Beetles do better in wetlands with subsurface flow

Posted on March 4, 2011

The affinities of macroinvertebrates for different types of constructed wetland are not well understood.  Design alternatives for wetlands include the type of flooding system (surface or subsurface) and the presence or absence of planted vegetation.  A Hungarian study compared the abundance and species richness of aquatic beetles in three categories of constructed wetlands, namely: (1) surface flow, planted with 24 species of aquatic vegetation; (2) surface flow, unplanted; and (3) sub-surface flow.  The surface flow wetlands were relatively large (430 ha in total) with water depths up to 80 cm.  Surface flooding increased the water table around the neighboring lowlands, generating four subsurface flow wetlands. These were small (30 ha total), temporary and shallow (< 40 cm).  Beetles were sampled because they are considered to be good bioindicators of habitat quality.  Sampling was carried out three years after the plantings, and a total of 66 beetle taxa were recorded.   Species richness was significantly higher in the temporary sub-surface flow systems than the permanent surface-flow wetlands.  Species diversity profiles for the three types of wetlands were distinct, with diversity being higher in sub-surface flow systems and slightly higher in planted than in unplanted surface-flow wetlands.  The results suggest that subsurface flooding is a useful restoration technique because it provides favourable breeding conditions for aquatic beetles by excluding fish predators.  By increasing habitat diversity and providing food and refuge for young beetles, the presence of vegetation is also beneficial. 

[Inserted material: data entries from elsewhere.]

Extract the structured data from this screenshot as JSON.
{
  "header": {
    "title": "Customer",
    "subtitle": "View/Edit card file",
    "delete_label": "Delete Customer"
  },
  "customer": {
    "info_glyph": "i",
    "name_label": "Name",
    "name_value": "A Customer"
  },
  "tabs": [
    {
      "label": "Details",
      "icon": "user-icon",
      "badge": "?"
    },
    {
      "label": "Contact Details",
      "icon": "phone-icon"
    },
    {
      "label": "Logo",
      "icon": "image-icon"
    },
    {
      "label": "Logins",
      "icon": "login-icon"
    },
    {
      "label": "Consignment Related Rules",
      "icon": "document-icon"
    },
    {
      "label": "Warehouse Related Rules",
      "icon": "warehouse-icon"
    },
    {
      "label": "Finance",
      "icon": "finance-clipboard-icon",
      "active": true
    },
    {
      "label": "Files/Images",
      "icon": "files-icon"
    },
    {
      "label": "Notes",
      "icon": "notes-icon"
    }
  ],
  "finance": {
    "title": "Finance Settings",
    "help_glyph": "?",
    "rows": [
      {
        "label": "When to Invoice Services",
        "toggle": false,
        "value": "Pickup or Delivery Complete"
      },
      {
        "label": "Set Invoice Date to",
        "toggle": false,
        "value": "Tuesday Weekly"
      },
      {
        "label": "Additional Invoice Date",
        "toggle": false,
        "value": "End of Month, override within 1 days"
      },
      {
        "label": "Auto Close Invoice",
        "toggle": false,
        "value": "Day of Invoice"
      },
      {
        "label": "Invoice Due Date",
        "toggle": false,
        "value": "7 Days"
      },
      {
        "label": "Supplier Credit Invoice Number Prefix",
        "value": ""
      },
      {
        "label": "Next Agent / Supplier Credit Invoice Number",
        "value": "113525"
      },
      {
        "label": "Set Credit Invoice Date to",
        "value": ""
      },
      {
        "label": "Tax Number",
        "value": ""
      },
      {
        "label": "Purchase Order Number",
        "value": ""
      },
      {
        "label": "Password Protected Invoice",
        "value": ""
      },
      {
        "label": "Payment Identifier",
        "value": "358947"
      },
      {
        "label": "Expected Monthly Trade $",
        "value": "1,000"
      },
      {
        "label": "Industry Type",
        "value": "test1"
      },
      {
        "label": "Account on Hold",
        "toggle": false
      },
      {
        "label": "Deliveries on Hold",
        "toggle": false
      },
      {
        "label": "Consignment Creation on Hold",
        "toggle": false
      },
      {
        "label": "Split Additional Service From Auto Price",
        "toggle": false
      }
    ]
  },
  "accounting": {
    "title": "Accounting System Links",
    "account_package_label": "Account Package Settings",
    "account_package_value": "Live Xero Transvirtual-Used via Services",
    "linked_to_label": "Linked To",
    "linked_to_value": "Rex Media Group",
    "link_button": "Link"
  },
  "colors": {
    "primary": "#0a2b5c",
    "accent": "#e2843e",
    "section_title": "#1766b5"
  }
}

Reference:  Molnár, A., Csabai, Z. & Tóthmérész, B.  2009.   Influence of flooding and vegetation patterns on aquatic beetle diversity in a constructed wetland complex.  Wetlands 29(4), 1214-1223.